Q: Do you consider yourself an expert in the art of barbecue? How did you initially become interested in this style of cooking?
A: I wouldn’t call myself an expert, but Oprah has called me the "Gladiator of Grilling" and USA Today wrote "where there’s smoke there is Steven Raichlen." I have been studying barbecuing and grilling almost nonstop since 1994, and the way I have gone about learning is by traveling and cooking with pit masters and barbecue experts around the world. The first book I wrote, The Barbecue Bible, is the story of my three years on the world’s barbecue trail. I visited 25 countries on five continents. Basically, I was just ferreting out great grilling and barbecuing and watching people do it. The newest book, BBQ USA, is the bookend to The Barbecue Bible and for that I did the same thing – traveled all over the United States studying and training with pit masters.
In the interim, I wrote a book called How to Grill. This book explains the step-by-step basic techniques of barbecuing and grilling – everything from hot dogs to whole hogs, from asparagus to pizza. We locked ourselves in a studio for six weeks while we grilled and barbecued everything we could think of. We then broke the process up into the five or six essential steps, all of which were photographed.
That led to this public television show, Barbecue University With Steven Raichlen based on the book, How to Grill.

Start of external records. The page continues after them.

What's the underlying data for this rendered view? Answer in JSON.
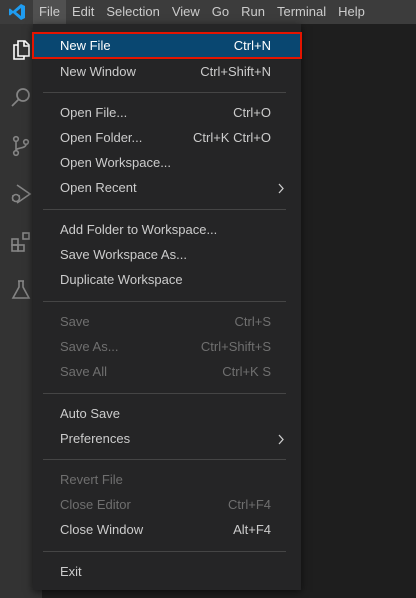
{
  "menubar": {
    "items": [
      "File",
      "Edit",
      "Selection",
      "View",
      "Go",
      "Run",
      "Terminal",
      "Help"
    ],
    "active": "File"
  },
  "activity_bar": {
    "icons": [
      "explorer-icon",
      "search-icon",
      "source-control-icon",
      "run-debug-icon",
      "extensions-icon",
      "testing-icon"
    ]
  },
  "file_menu": {
    "groups": [
      [
        {
          "label": "New File",
          "shortcut": "Ctrl+N",
          "enabled": true,
          "selected": true
        },
        {
          "label": "New Window",
          "shortcut": "Ctrl+Shift+N",
          "enabled": true
        }
      ],
      [
        {
          "label": "Open File...",
          "shortcut": "Ctrl+O",
          "enabled": true
        },
        {
          "label": "Open Folder...",
          "shortcut": "Ctrl+K Ctrl+O",
          "enabled": true
        },
        {
          "label": "Open Workspace...",
          "shortcut": "",
          "enabled": true
        },
        {
          "label": "Open Recent",
          "shortcut": "",
          "enabled": true,
          "submenu": true
        }
      ],
      [
        {
          "label": "Add Folder to Workspace...",
          "shortcut": "",
          "enabled": true
        },
        {
          "label": "Save Workspace As...",
          "shortcut": "",
          "enabled": true
        },
        {
          "label": "Duplicate Workspace",
          "shortcut": "",
          "enabled": true
        }
      ],
      [
        {
          "label": "Save",
          "shortcut": "Ctrl+S",
          "enabled": false
        },
        {
          "label": "Save As...",
          "shortcut": "Ctrl+Shift+S",
          "enabled": false
        },
        {
          "label": "Save All",
          "shortcut": "Ctrl+K S",
          "enabled": false
        }
      ],
      [
        {
          "label": "Auto Save",
          "shortcut": "",
          "enabled": true
        },
        {
          "label": "Preferences",
          "shortcut": "",
          "enabled": true,
          "submenu": true
        }
      ],
      [
        {
          "label": "Revert File",
          "shortcut": "",
          "enabled": false
        },
        {
          "label": "Close Editor",
          "shortcut": "Ctrl+F4",
          "enabled": false
        },
        {
          "label": "Close Window",
          "shortcut": "Alt+F4",
          "enabled": true
        }
      ],
      [
        {
          "label": "Exit",
          "shortcut": "",
          "enabled": true
        }
      ]
    ]
  },
  "colors": {
    "menubar_bg": "#3c3c3c",
    "menu_bg": "#252526",
    "selected_bg": "#094771",
    "highlight_outline": "#e51400",
    "text": "#cccccc",
    "disabled_text": "#6f6f6f"
  }
}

Q: Tell us a few things that every backyard griller should know/understand before they even light the grill? What are the most common beginner mistakes?
The first one is to be organized, because this is a culinary art that takes place outdoors. You need to have all your supplies ready before you start. Another basic decision you need to make is whether you want to work on gas or charcoal. Each cooks a different way. If you are more process oriented and like the journey as well as the destination, then charcoal’s the way to go because it gives you that primal thrill of setting stuff on fire. If you are more outcome and destination oriented and you want to get a great meal on the table, gas is more predictable. It’s a little easier to work with and control.

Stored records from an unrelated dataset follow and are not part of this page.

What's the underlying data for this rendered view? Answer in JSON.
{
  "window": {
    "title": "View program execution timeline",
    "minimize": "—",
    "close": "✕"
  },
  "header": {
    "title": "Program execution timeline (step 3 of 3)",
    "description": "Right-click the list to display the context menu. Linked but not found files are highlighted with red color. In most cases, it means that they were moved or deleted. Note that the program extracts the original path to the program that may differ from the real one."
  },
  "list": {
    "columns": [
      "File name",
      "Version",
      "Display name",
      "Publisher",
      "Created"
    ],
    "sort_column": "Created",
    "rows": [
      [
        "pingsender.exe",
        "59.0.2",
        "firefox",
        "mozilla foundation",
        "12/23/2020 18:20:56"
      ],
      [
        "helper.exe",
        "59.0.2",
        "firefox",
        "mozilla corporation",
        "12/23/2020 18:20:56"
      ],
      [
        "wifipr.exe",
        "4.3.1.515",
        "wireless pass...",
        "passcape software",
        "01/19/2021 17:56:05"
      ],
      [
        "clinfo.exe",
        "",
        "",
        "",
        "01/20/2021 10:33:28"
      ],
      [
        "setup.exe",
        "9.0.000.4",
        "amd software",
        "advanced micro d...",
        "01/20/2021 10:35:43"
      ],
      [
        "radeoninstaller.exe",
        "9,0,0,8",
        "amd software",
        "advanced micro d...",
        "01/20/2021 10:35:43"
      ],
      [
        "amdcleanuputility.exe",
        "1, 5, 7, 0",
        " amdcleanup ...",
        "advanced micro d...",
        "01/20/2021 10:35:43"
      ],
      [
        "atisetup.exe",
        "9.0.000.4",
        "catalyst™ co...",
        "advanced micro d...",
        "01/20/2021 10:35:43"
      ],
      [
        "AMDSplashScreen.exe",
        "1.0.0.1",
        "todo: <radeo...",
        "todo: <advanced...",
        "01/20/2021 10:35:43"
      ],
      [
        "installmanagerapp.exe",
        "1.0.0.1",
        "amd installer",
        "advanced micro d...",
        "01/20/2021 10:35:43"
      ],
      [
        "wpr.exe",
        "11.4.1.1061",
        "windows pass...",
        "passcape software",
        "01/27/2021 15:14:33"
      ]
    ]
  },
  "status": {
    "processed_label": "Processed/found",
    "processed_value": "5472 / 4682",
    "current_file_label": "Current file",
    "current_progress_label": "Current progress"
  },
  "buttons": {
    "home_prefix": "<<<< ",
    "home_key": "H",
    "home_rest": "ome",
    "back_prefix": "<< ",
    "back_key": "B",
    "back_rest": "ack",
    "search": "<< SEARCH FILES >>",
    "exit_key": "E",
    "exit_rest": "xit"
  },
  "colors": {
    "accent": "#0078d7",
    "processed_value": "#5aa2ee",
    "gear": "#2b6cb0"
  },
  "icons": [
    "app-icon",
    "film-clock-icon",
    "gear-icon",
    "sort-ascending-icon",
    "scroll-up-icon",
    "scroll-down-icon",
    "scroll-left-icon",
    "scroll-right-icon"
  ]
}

Another really important bit of knowledge for people to know is the difference between direct grilling and indirect grilling. The direct method means to cook food directly over fire. Whenever you want to grill or smoke something that’s big or tough and takes a long time to cook (ribs, briscuit, pork shoulder, whole chicken, turkey, whole hog), you would use what is called the indirect method. In this method, you build the fire in one half or one quarter of an inch at opposite sides of the grill. Then you cook the food either between the fires, next to the fire or at the opposite end of the grill. The food is cooked next to the fire and not over it, always with the lid down. It’s a sealed environment. This enables you to cook at a much lower temperature, often with a lot of wood smoke.
I have three rules of great grilling and those are: keep it hot, keep it clean, and keep it lubricated. When you are cooking a steak, chicken breast or a thin piece of food, cook it over a very hot fire, clean the grill grate and finally oil the grill grate.

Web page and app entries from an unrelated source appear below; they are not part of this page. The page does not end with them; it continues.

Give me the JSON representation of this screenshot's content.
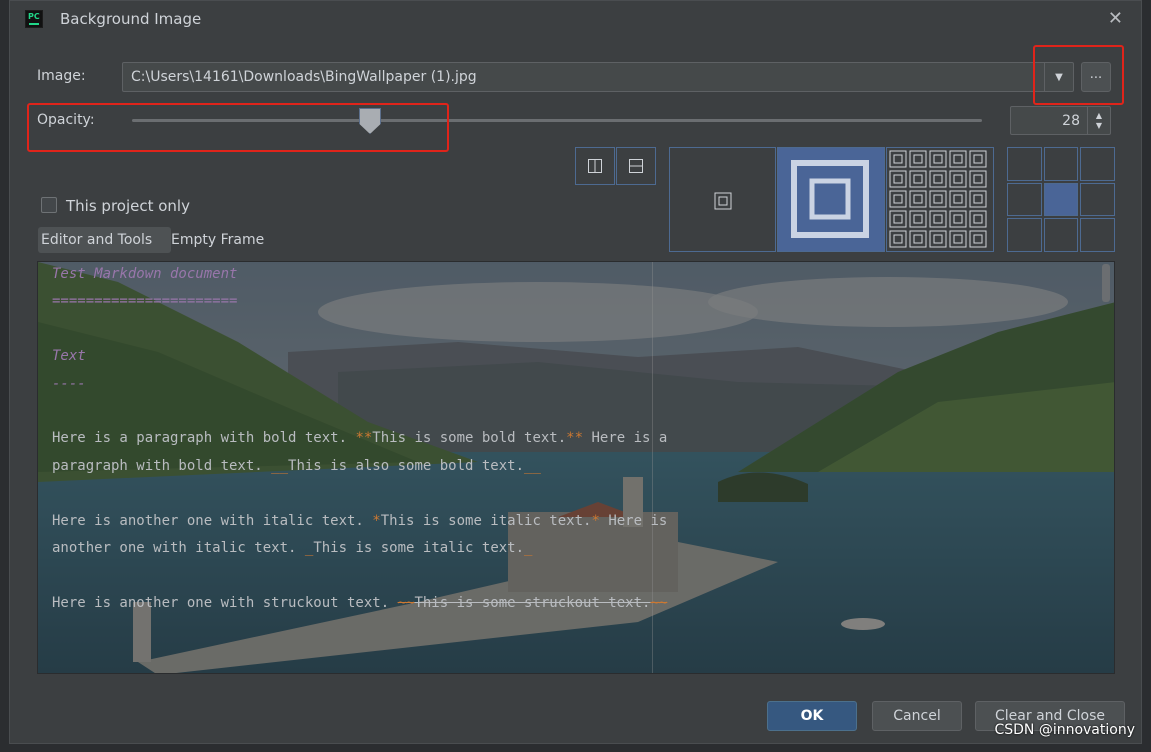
{
  "dialog": {
    "title": "Background Image",
    "close_icon": "close-icon"
  },
  "image": {
    "label": "Image:",
    "path": "C:\\Users\\14161\\Downloads\\BingWallpaper (1).jpg",
    "browse_label": "..."
  },
  "opacity": {
    "label": "Opacity:",
    "value": "28",
    "slider_fraction": 0.28
  },
  "options": {
    "project_only_label": "This project only",
    "project_only_checked": false,
    "tabs": [
      "Editor and Tools",
      "Empty Frame"
    ],
    "active_tab": "Editor and Tools",
    "fill_modes": [
      "plain",
      "scale",
      "tile"
    ],
    "selected_fill_mode": "scale",
    "anchor_selected": "center"
  },
  "preview": {
    "lines": [
      {
        "type": "head",
        "text": "Test Markdown document"
      },
      {
        "type": "head",
        "text": "======================"
      },
      {
        "type": "blank",
        "text": ""
      },
      {
        "type": "head",
        "text": "Text"
      },
      {
        "type": "head",
        "text": "----"
      },
      {
        "type": "blank",
        "text": ""
      },
      {
        "type": "text",
        "parts": [
          [
            "Here is a paragraph with bold text. ",
            ""
          ],
          [
            "**",
            "op"
          ],
          [
            "This is some bold text.",
            ""
          ],
          [
            "**",
            "op"
          ],
          [
            " Here is a",
            ""
          ]
        ]
      },
      {
        "type": "text",
        "parts": [
          [
            "paragraph with bold text. ",
            ""
          ],
          [
            "__",
            "op"
          ],
          [
            "This is also some bold text.",
            ""
          ],
          [
            "__",
            "op"
          ]
        ]
      },
      {
        "type": "blank",
        "text": ""
      },
      {
        "type": "text",
        "parts": [
          [
            "Here is another one with italic text. ",
            ""
          ],
          [
            "*",
            "op"
          ],
          [
            "This is some italic text.",
            ""
          ],
          [
            "*",
            "op"
          ],
          [
            " Here is",
            ""
          ]
        ]
      },
      {
        "type": "text",
        "parts": [
          [
            "another one with italic text. ",
            ""
          ],
          [
            "_",
            "op"
          ],
          [
            "This is some italic text.",
            ""
          ],
          [
            "_",
            "op"
          ]
        ]
      },
      {
        "type": "blank",
        "text": ""
      },
      {
        "type": "text",
        "parts": [
          [
            "Here is another one with struckout text. ",
            ""
          ],
          [
            "~~",
            "opstrike"
          ],
          [
            "This is some struckout text.",
            "strike"
          ],
          [
            "~~",
            "opstrike"
          ]
        ]
      }
    ]
  },
  "buttons": {
    "ok": "OK",
    "cancel": "Cancel",
    "clear_close": "Clear and Close"
  },
  "watermark": "CSDN @innovationy",
  "colors": {
    "accent": "#365880",
    "highlight": "#e0241a",
    "markdown_heading": "#9876aa",
    "markdown_operator": "#cc7832"
  }
}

Q: Are there any other shows like yours on TV today? How does your program standout from the competition?
To the best of my knowledge, there are no other shows that are like Barbecue University. A couple of things distinguish my show from others, but I think the most important is the word “university”. When we set out to plan this show, we wanted it to be a teaching vehicle. The first thing I tried to do over the 13 weeks was teach the five basic grilling techniques and barbecuing methods: direct, indirect, grilling on the embers, rotisserie grilling, and smoking. The second thing I wanted to accomplish was to cover all the major food groups you could grill: pork, beef, chicken, fish, vegetables, and even fruit and deserts. The third thing I wanted to accomplish was to make this show more of a "lifestyle show."